**PROBLEM DESCRIPTION:**
A verbatim copy of the listing is what is needed, minus any pictures.
··········
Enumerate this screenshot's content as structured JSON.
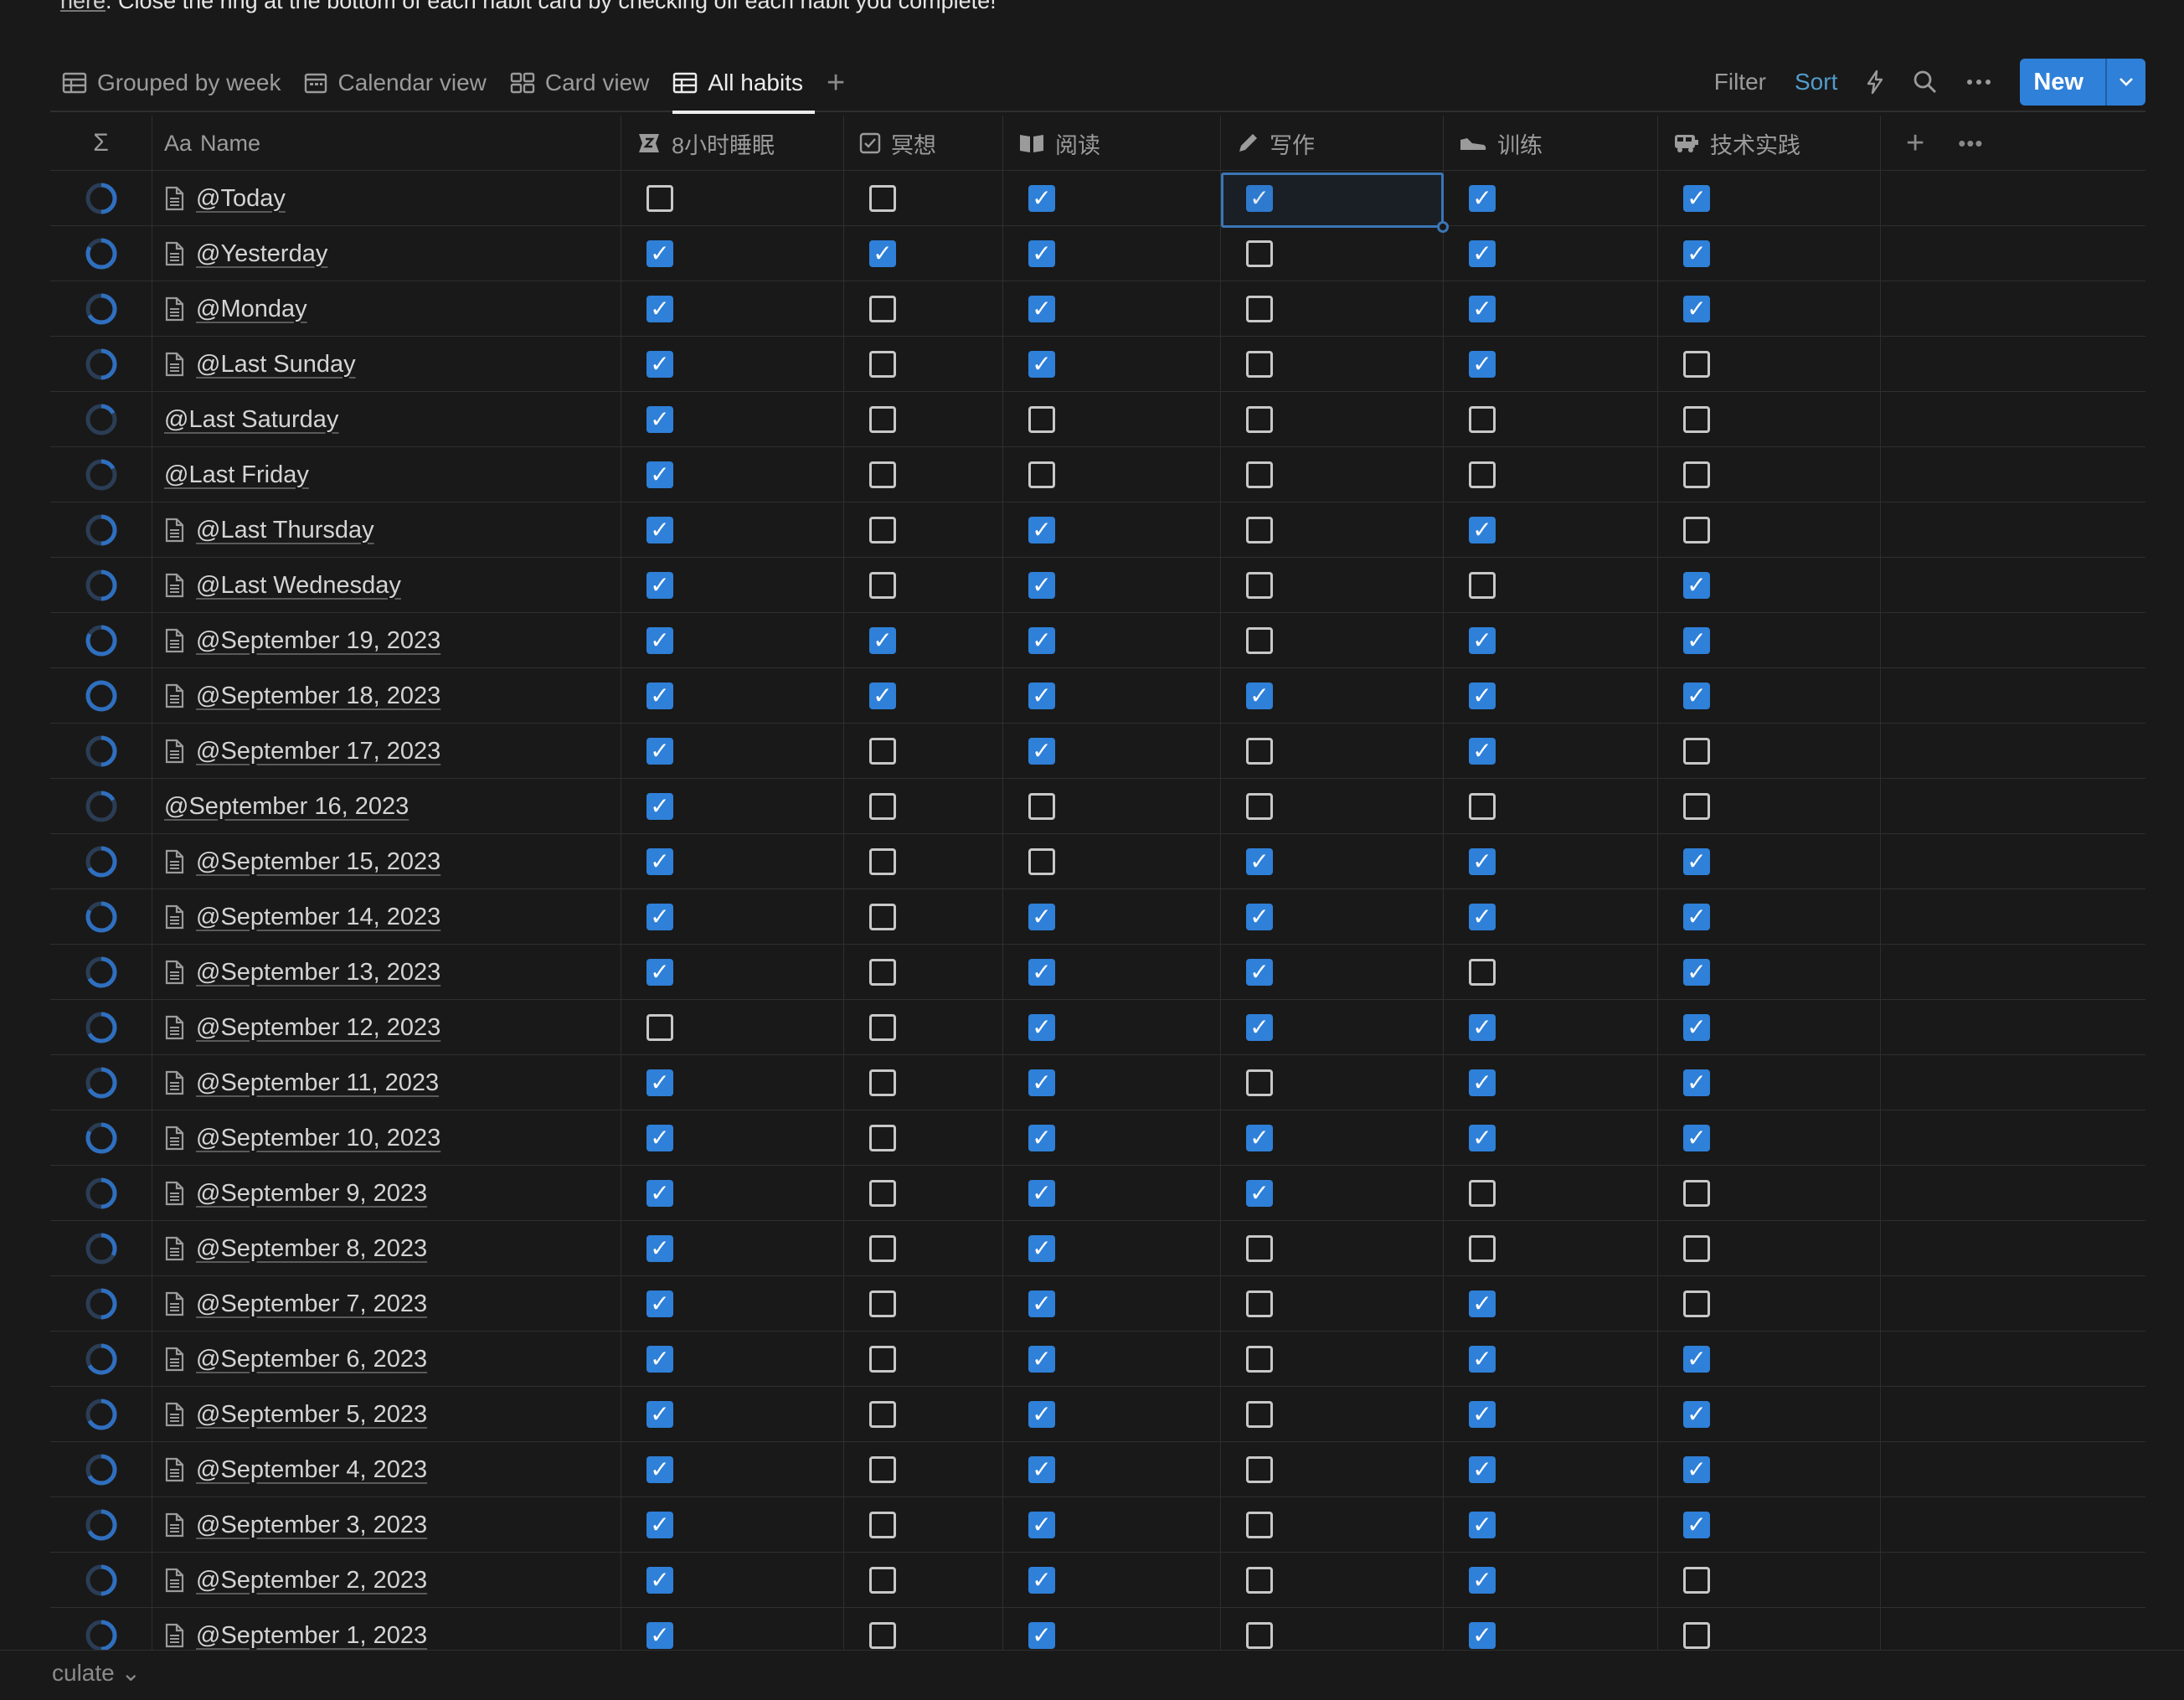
{
  "description": {
    "link_text": "here",
    "rest_text": ". Close the ring at the bottom of each habit card by checking off each habit you complete!"
  },
  "tabs": [
    {
      "label": "Grouped by week",
      "icon": "table-icon",
      "active": false
    },
    {
      "label": "Calendar view",
      "icon": "calendar-icon",
      "active": false
    },
    {
      "label": "Card view",
      "icon": "gallery-icon",
      "active": false
    },
    {
      "label": "All habits",
      "icon": "table-icon",
      "active": true
    }
  ],
  "actions": {
    "filter": "Filter",
    "sort": "Sort",
    "new": "New"
  },
  "colors": {
    "accent": "#2f80d8",
    "sort": "#529cca",
    "background": "#191919",
    "ring": "#2f6fbf"
  },
  "columns": {
    "name": "Name",
    "habits": [
      "8小时睡眠",
      "冥想",
      "阅读",
      "写作",
      "训练",
      "技术实践"
    ],
    "habit_icons": [
      "sleep-icon",
      "checkbox-icon",
      "book-icon",
      "pencil-icon",
      "shoe-icon",
      "bus-icon"
    ]
  },
  "rows": [
    {
      "name": "@Today",
      "doc": true,
      "progress": 0.5,
      "checks": [
        0,
        0,
        1,
        1,
        1,
        1
      ]
    },
    {
      "name": "@Yesterday",
      "doc": true,
      "progress": 0.83,
      "checks": [
        1,
        1,
        1,
        0,
        1,
        1
      ]
    },
    {
      "name": "@Monday",
      "doc": true,
      "progress": 0.67,
      "checks": [
        1,
        0,
        1,
        0,
        1,
        1
      ]
    },
    {
      "name": "@Last Sunday",
      "doc": true,
      "progress": 0.5,
      "checks": [
        1,
        0,
        1,
        0,
        1,
        0
      ]
    },
    {
      "name": "@Last Saturday",
      "doc": false,
      "progress": 0.17,
      "checks": [
        1,
        0,
        0,
        0,
        0,
        0
      ]
    },
    {
      "name": "@Last Friday",
      "doc": false,
      "progress": 0.17,
      "checks": [
        1,
        0,
        0,
        0,
        0,
        0
      ]
    },
    {
      "name": "@Last Thursday",
      "doc": true,
      "progress": 0.5,
      "checks": [
        1,
        0,
        1,
        0,
        1,
        0
      ]
    },
    {
      "name": "@Last Wednesday",
      "doc": true,
      "progress": 0.5,
      "checks": [
        1,
        0,
        1,
        0,
        0,
        1
      ]
    },
    {
      "name": "@September 19, 2023",
      "doc": true,
      "progress": 0.83,
      "checks": [
        1,
        1,
        1,
        0,
        1,
        1
      ]
    },
    {
      "name": "@September 18, 2023",
      "doc": true,
      "progress": 1,
      "checks": [
        1,
        1,
        1,
        1,
        1,
        1
      ]
    },
    {
      "name": "@September 17, 2023",
      "doc": true,
      "progress": 0.5,
      "checks": [
        1,
        0,
        1,
        0,
        1,
        0
      ]
    },
    {
      "name": "@September 16, 2023",
      "doc": false,
      "progress": 0.17,
      "checks": [
        1,
        0,
        0,
        0,
        0,
        0
      ]
    },
    {
      "name": "@September 15, 2023",
      "doc": true,
      "progress": 0.67,
      "checks": [
        1,
        0,
        0,
        1,
        1,
        1
      ]
    },
    {
      "name": "@September 14, 2023",
      "doc": true,
      "progress": 0.83,
      "checks": [
        1,
        0,
        1,
        1,
        1,
        1
      ]
    },
    {
      "name": "@September 13, 2023",
      "doc": true,
      "progress": 0.67,
      "checks": [
        1,
        0,
        1,
        1,
        0,
        1
      ]
    },
    {
      "name": "@September 12, 2023",
      "doc": true,
      "progress": 0.67,
      "checks": [
        0,
        0,
        1,
        1,
        1,
        1
      ]
    },
    {
      "name": "@September 11, 2023",
      "doc": true,
      "progress": 0.67,
      "checks": [
        1,
        0,
        1,
        0,
        1,
        1
      ]
    },
    {
      "name": "@September 10, 2023",
      "doc": true,
      "progress": 0.83,
      "checks": [
        1,
        0,
        1,
        1,
        1,
        1
      ]
    },
    {
      "name": "@September 9, 2023",
      "doc": true,
      "progress": 0.5,
      "checks": [
        1,
        0,
        1,
        1,
        0,
        0
      ]
    },
    {
      "name": "@September 8, 2023",
      "doc": true,
      "progress": 0.33,
      "checks": [
        1,
        0,
        1,
        0,
        0,
        0
      ]
    },
    {
      "name": "@September 7, 2023",
      "doc": true,
      "progress": 0.5,
      "checks": [
        1,
        0,
        1,
        0,
        1,
        0
      ]
    },
    {
      "name": "@September 6, 2023",
      "doc": true,
      "progress": 0.67,
      "checks": [
        1,
        0,
        1,
        0,
        1,
        1
      ]
    },
    {
      "name": "@September 5, 2023",
      "doc": true,
      "progress": 0.67,
      "checks": [
        1,
        0,
        1,
        0,
        1,
        1
      ]
    },
    {
      "name": "@September 4, 2023",
      "doc": true,
      "progress": 0.67,
      "checks": [
        1,
        0,
        1,
        0,
        1,
        1
      ]
    },
    {
      "name": "@September 3, 2023",
      "doc": true,
      "progress": 0.67,
      "checks": [
        1,
        0,
        1,
        0,
        1,
        1
      ]
    },
    {
      "name": "@September 2, 2023",
      "doc": true,
      "progress": 0.5,
      "checks": [
        1,
        0,
        1,
        0,
        1,
        0
      ]
    },
    {
      "name": "@September 1, 2023",
      "doc": true,
      "progress": 0.5,
      "checks": [
        1,
        0,
        1,
        0,
        1,
        0
      ]
    }
  ],
  "footer": {
    "calculate": "culate"
  }
}
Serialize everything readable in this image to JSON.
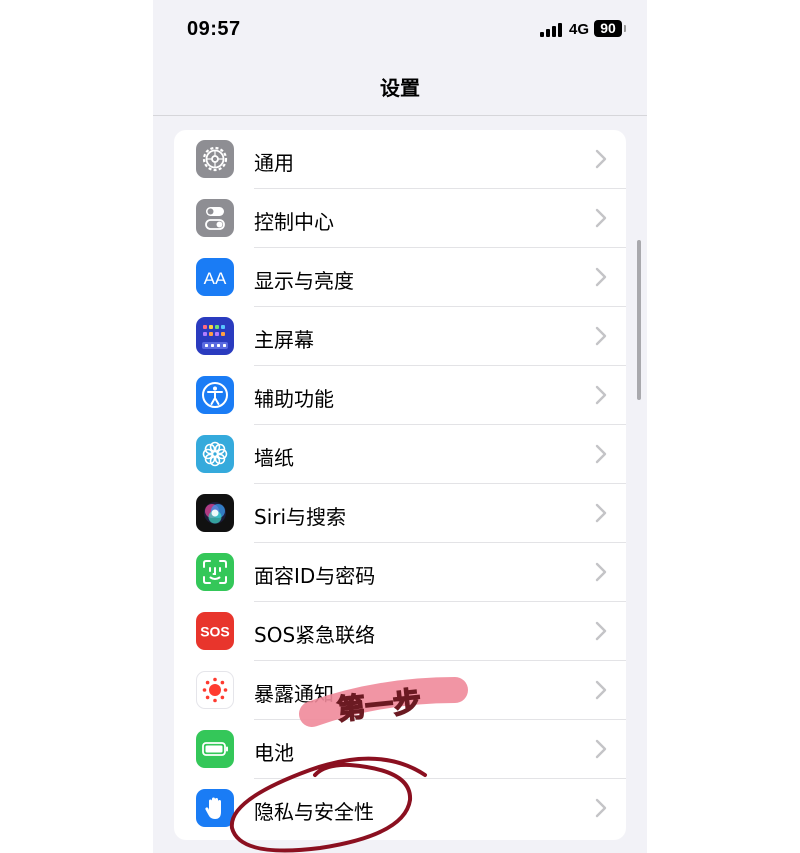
{
  "status_bar": {
    "time": "09:57",
    "network": "4G",
    "battery": "90"
  },
  "nav": {
    "title": "设置"
  },
  "settings": [
    {
      "label": "通用",
      "icon": "gear-icon",
      "color": "#8e8e93"
    },
    {
      "label": "控制中心",
      "icon": "toggles-icon",
      "color": "#8e8e93"
    },
    {
      "label": "显示与亮度",
      "icon": "aa-icon",
      "color": "#1a7cf5"
    },
    {
      "label": "主屏幕",
      "icon": "home-screen-icon",
      "color": "#2a3bbf"
    },
    {
      "label": "辅助功能",
      "icon": "accessibility-icon",
      "color": "#1a7cf5"
    },
    {
      "label": "墙纸",
      "icon": "flower-icon",
      "color": "#35aadc"
    },
    {
      "label": "Siri与搜索",
      "icon": "siri-icon",
      "color": "#111111"
    },
    {
      "label": "面容ID与密码",
      "icon": "face-id-icon",
      "color": "#34c759"
    },
    {
      "label": "SOS紧急联络",
      "icon": "sos-icon",
      "color": "#e8352c"
    },
    {
      "label": "暴露通知",
      "icon": "exposure-icon",
      "color": "#ffffff"
    },
    {
      "label": "电池",
      "icon": "battery-icon",
      "color": "#34c759"
    },
    {
      "label": "隐私与安全性",
      "icon": "hand-icon",
      "color": "#1a7cf5"
    }
  ],
  "icon_text": {
    "aa": "AA",
    "sos": "SOS"
  },
  "annotation": {
    "text": "第一步",
    "highlight_color": "#f08a9a",
    "circle_color": "#8b1020"
  }
}
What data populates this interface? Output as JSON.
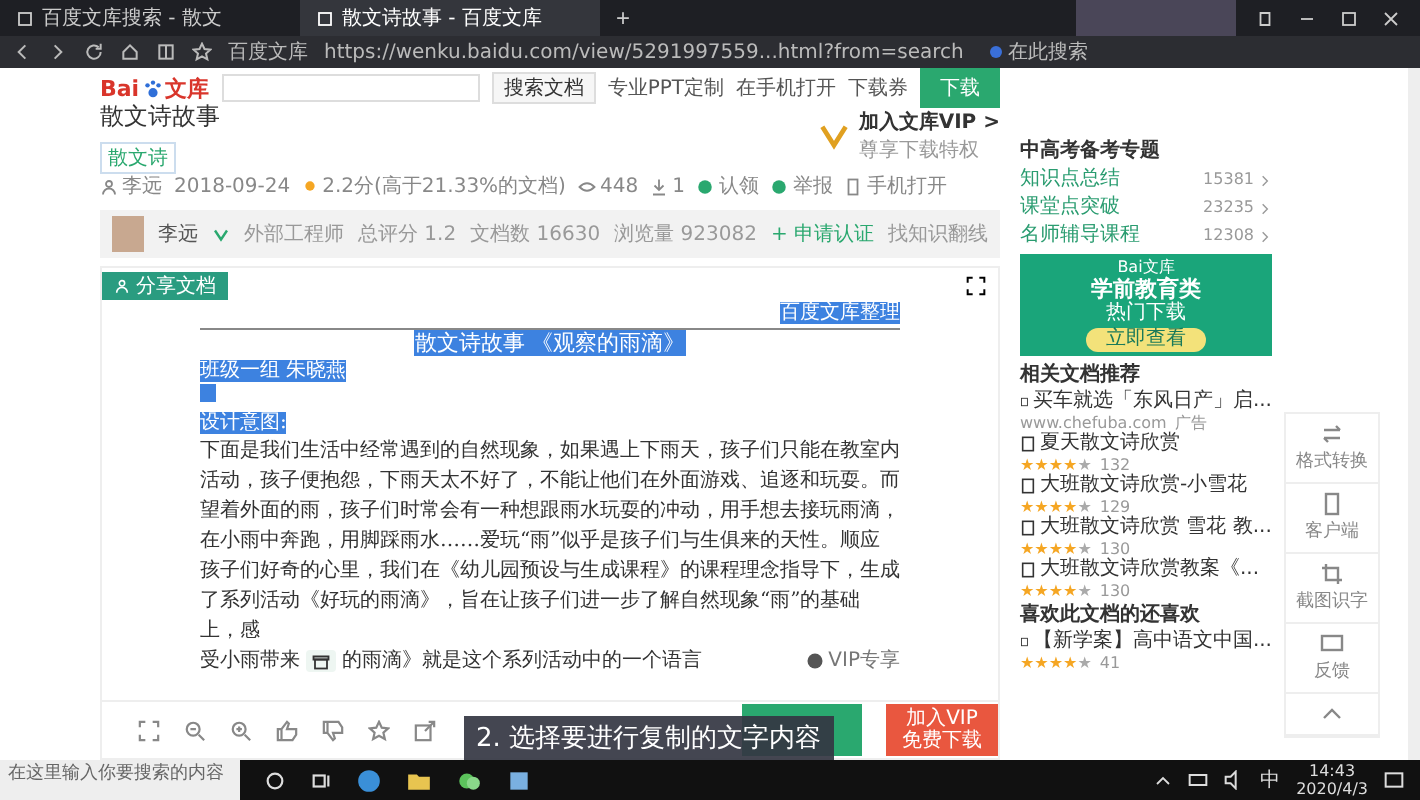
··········
**TASK RESPONSE:**
Enumerate this screenshot's content as structured JSON.
{
  "description": {
    "link_text": "here",
    "rest_text": ". Close the ring at the bottom of each habit card by checking off each habit you complete!"
  },
  "tabs": [
    {
      "label": "Grouped by week",
      "icon": "table-icon",
      "active": false
    },
    {
      "label": "Calendar view",
      "icon": "calendar-icon",
      "active": false
    },
    {
      "label": "Card view",
      "icon": "gallery-icon",
      "active": false
    },
    {
      "label": "All habits",
      "icon": "table-icon",
      "active": true
    }
  ],
  "actions": {
    "filter": "Filter",
    "sort": "Sort",
    "new": "New"
  },
  "colors": {
    "accent": "#2f80d8",
    "sort": "#529cca",
    "background": "#191919",
    "ring": "#2f6fbf"
  },
  "columns": {
    "name": "Name",
    "habits": [
      "8小时睡眠",
      "冥想",
      "阅读",
      "写作",
      "训练",
      "技术实践"
    ],
    "habit_icons": [
      "sleep-icon",
      "checkbox-icon",
      "book-icon",
      "pencil-icon",
      "shoe-icon",
      "bus-icon"
    ]
  },
  "rows": [
    {
      "name": "@Today",
      "doc": true,
      "progress": 0.5,
      "checks": [
        0,
        0,
        1,
        1,
        1,
        1
      ]
    },
    {
      "name": "@Yesterday",
      "doc": true,
      "progress": 0.83,
      "checks": [
        1,
        1,
        1,
        0,
        1,
        1
      ]
    },
    {
      "name": "@Monday",
      "doc": true,
      "progress": 0.67,
      "checks": [
        1,
        0,
        1,
        0,
        1,
        1
      ]
    },
    {
      "name": "@Last Sunday",
      "doc": true,
      "progress": 0.5,
      "checks": [
        1,
        0,
        1,
        0,
        1,
        0
      ]
    },
    {
      "name": "@Last Saturday",
      "doc": false,
      "progress": 0.17,
      "checks": [
        1,
        0,
        0,
        0,
        0,
        0
      ]
    },
    {
      "name": "@Last Friday",
      "doc": false,
      "progress": 0.17,
      "checks": [
        1,
        0,
        0,
        0,
        0,
        0
      ]
    },
    {
      "name": "@Last Thursday",
      "doc": true,
      "progress": 0.5,
      "checks": [
        1,
        0,
        1,
        0,
        1,
        0
      ]
    },
    {
      "name": "@Last Wednesday",
      "doc": true,
      "progress": 0.5,
      "checks": [
        1,
        0,
        1,
        0,
        0,
        1
      ]
    },
    {
      "name": "@September 19, 2023",
      "doc": true,
      "progress": 0.83,
      "checks": [
        1,
        1,
        1,
        0,
        1,
        1
      ]
    },
    {
      "name": "@September 18, 2023",
      "doc": true,
      "progress": 1,
      "checks": [
        1,
        1,
        1,
        1,
        1,
        1
      ]
    },
    {
      "name": "@September 17, 2023",
      "doc": true,
      "progress": 0.5,
      "checks": [
        1,
        0,
        1,
        0,
        1,
        0
      ]
    },
    {
      "name": "@September 16, 2023",
      "doc": false,
      "progress": 0.17,
      "checks": [
        1,
        0,
        0,
        0,
        0,
        0
      ]
    },
    {
      "name": "@September 15, 2023",
      "doc": true,
      "progress": 0.67,
      "checks": [
        1,
        0,
        0,
        1,
        1,
        1
      ]
    },
    {
      "name": "@September 14, 2023",
      "doc": true,
      "progress": 0.83,
      "checks": [
        1,
        0,
        1,
        1,
        1,
        1
      ]
    },
    {
      "name": "@September 13, 2023",
      "doc": true,
      "progress": 0.67,
      "checks": [
        1,
        0,
        1,
        1,
        0,
        1
      ]
    },
    {
      "name": "@September 12, 2023",
      "doc": true,
      "progress": 0.67,
      "checks": [
        0,
        0,
        1,
        1,
        1,
        1
      ]
    },
    {
      "name": "@September 11, 2023",
      "doc": true,
      "progress": 0.67,
      "checks": [
        1,
        0,
        1,
        0,
        1,
        1
      ]
    },
    {
      "name": "@September 10, 2023",
      "doc": true,
      "progress": 0.83,
      "checks": [
        1,
        0,
        1,
        1,
        1,
        1
      ]
    },
    {
      "name": "@September 9, 2023",
      "doc": true,
      "progress": 0.5,
      "checks": [
        1,
        0,
        1,
        1,
        0,
        0
      ]
    },
    {
      "name": "@September 8, 2023",
      "doc": true,
      "progress": 0.33,
      "checks": [
        1,
        0,
        1,
        0,
        0,
        0
      ]
    },
    {
      "name": "@September 7, 2023",
      "doc": true,
      "progress": 0.5,
      "checks": [
        1,
        0,
        1,
        0,
        1,
        0
      ]
    },
    {
      "name": "@September 6, 2023",
      "doc": true,
      "progress": 0.67,
      "checks": [
        1,
        0,
        1,
        0,
        1,
        1
      ]
    },
    {
      "name": "@September 5, 2023",
      "doc": true,
      "progress": 0.67,
      "checks": [
        1,
        0,
        1,
        0,
        1,
        1
      ]
    },
    {
      "name": "@September 4, 2023",
      "doc": true,
      "progress": 0.67,
      "checks": [
        1,
        0,
        1,
        0,
        1,
        1
      ]
    },
    {
      "name": "@September 3, 2023",
      "doc": true,
      "progress": 0.67,
      "checks": [
        1,
        0,
        1,
        0,
        1,
        1
      ]
    },
    {
      "name": "@September 2, 2023",
      "doc": true,
      "progress": 0.5,
      "checks": [
        1,
        0,
        1,
        0,
        1,
        0
      ]
    },
    {
      "name": "@September 1, 2023",
      "doc": true,
      "progress": 0.5,
      "checks": [
        1,
        0,
        1,
        0,
        1,
        0
      ]
    }
  ],
  "footer": {
    "calculate": "culate"
  }
}
Serialize everything readable in this image to JSON.
{
  "status_bar": {
    "time": "09:57",
    "network": "4G",
    "battery": "90"
  },
  "nav": {
    "title": "设置"
  },
  "settings": [
    {
      "label": "通用",
      "icon": "gear-icon",
      "color": "#8e8e93"
    },
    {
      "label": "控制中心",
      "icon": "toggles-icon",
      "color": "#8e8e93"
    },
    {
      "label": "显示与亮度",
      "icon": "aa-icon",
      "color": "#1a7cf5"
    },
    {
      "label": "主屏幕",
      "icon": "home-screen-icon",
      "color": "#2a3bbf"
    },
    {
      "label": "辅助功能",
      "icon": "accessibility-icon",
      "color": "#1a7cf5"
    },
    {
      "label": "墙纸",
      "icon": "flower-icon",
      "color": "#35aadc"
    },
    {
      "label": "Siri与搜索",
      "icon": "siri-icon",
      "color": "#111111"
    },
    {
      "label": "面容ID与密码",
      "icon": "face-id-icon",
      "color": "#34c759"
    },
    {
      "label": "SOS紧急联络",
      "icon": "sos-icon",
      "color": "#e8352c"
    },
    {
      "label": "暴露通知",
      "icon": "exposure-icon",
      "color": "#ffffff"
    },
    {
      "label": "电池",
      "icon": "battery-icon",
      "color": "#34c759"
    },
    {
      "label": "隐私与安全性",
      "icon": "hand-icon",
      "color": "#1a7cf5"
    }
  ],
  "icon_text": {
    "aa": "AA",
    "sos": "SOS"
  },
  "annotation": {
    "text": "第一步",
    "highlight_color": "#f08a9a",
    "circle_color": "#8b1020"
  }
}
What data populates this interface? Output as JSON.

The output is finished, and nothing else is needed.